Mr Richards view was backed by Mr Michael Nicholas the council leader of the Tory group. Mr Glover's letter, which he had also received, proved that the travellers were intimidating. One family he had spoken to who had offered the convoy water quickly changed their minds when 20 people from the camp turned at their home in one weekend.
One local man defended the travellers saying "there was nothing wrong with them: they just wanted to pull up for a while."
All that remained on Eaton marshes was a pile of litter sacks and smouldering rubbish fires as the convoy rolled out under a plice escort. But the fall out rumbled on for months as the council launched a major inquest and the public discussed whether the travellers were policed correctly and over what steps could or should be taken to prevent them returning.
Mr Glover supported the police and council's "softly softly" tactics and warned that tougher action by the authorities could lead to violence and would be a costly exercise. The lengthy report reveals that Mr Glover stood by the low profile approach and that it was the only "sensible" course to take. It was also successful. Mr Glover's solution for next year was to find another site outside the city boundary and find a way of preventing travellers moving on to Eaton Common. He pointed out that they were welcomed at the site near Bayfield Hall when they arrived for the Albion Fair at the end of August.
Stopping the peace convoy driving on to Eaton Common was "feasible" but would be a big , expensive earth shifting exercise which would need consent from the Environment Secretary.

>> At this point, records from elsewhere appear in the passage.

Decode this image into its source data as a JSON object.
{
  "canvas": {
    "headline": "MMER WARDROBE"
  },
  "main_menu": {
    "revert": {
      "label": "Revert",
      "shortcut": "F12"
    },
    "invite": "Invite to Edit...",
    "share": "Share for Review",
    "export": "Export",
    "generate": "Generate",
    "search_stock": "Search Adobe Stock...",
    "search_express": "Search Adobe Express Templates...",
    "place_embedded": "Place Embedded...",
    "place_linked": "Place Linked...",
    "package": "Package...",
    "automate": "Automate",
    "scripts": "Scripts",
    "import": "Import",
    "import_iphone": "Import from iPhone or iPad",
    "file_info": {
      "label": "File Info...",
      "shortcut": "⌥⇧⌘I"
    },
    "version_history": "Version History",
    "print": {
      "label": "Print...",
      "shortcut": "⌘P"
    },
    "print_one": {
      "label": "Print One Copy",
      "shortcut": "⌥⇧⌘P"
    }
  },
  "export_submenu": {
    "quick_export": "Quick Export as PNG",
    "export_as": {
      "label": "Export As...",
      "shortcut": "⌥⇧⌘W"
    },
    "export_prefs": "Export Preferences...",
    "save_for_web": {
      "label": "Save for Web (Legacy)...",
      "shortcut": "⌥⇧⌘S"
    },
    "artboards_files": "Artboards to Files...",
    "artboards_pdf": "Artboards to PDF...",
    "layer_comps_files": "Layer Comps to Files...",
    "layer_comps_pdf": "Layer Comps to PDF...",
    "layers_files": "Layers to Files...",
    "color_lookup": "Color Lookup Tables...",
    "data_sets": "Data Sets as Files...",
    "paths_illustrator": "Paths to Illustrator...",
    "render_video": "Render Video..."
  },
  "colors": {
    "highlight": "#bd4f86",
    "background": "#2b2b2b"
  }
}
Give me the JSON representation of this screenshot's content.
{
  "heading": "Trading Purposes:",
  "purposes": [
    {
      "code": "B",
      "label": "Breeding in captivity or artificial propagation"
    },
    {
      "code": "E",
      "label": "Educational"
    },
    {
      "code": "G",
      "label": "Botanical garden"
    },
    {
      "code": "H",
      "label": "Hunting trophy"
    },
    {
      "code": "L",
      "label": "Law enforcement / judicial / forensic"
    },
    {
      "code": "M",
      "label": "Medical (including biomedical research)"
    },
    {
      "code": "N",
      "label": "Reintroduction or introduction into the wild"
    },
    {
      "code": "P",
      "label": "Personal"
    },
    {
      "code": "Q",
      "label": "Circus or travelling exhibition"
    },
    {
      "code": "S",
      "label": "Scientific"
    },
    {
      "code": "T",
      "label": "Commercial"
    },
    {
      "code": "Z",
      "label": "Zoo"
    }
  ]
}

The only effective legal action would be to take out an injunction which would need an army of police to enforce. In any case, such action could bring violence followed by an attempt to find another site. Mr Glover ruled out providing an alternative site within the city boundaries stating that even the larger parks of Eaton and Earlham or Mousehold Heath or Harford tip were unsuitable. Mr Glover also suggested a meeting of interested parties in a bid to find another site but "the main difficulty identified at that time was thefact that there were no representatives or responsible organisation with which such matters could be discussed once the festival had ended."
"It was (and is) virtually impossible to find anybody who is prepared to accept responsibility for any decision-making or negotiation either before or during the festival," and he stated that many festival-goers are intelligent and articulate and well aware of their legal and civil rights.
Ten complaints to the council were reported to the council Mr Glover revealed to the policy committee. One, from the Scouts whose campsite is close to the Common, said that they lost bookings and that they feared that "a punch-up between Scouts and hippies is possible." Other citizens wrote complaining of vandalism, drug-taking, filth and pollution of a quiet country spot enjoyed by "ordinary" people. The council also received a petition signed by 211 mostly local people. There were also 22 complaints to the police of which seven were about theft and five were of noise. Other complaints were about a health hazard, obstruction and requests for water and food.
Many thanks to Brian Fawcett who has shared these two photos of Eaton in 1982.
Here you can see a man getting his head painted by Snakey.
An excellent disguise for someone paranoid they will be noticed by the authorities.....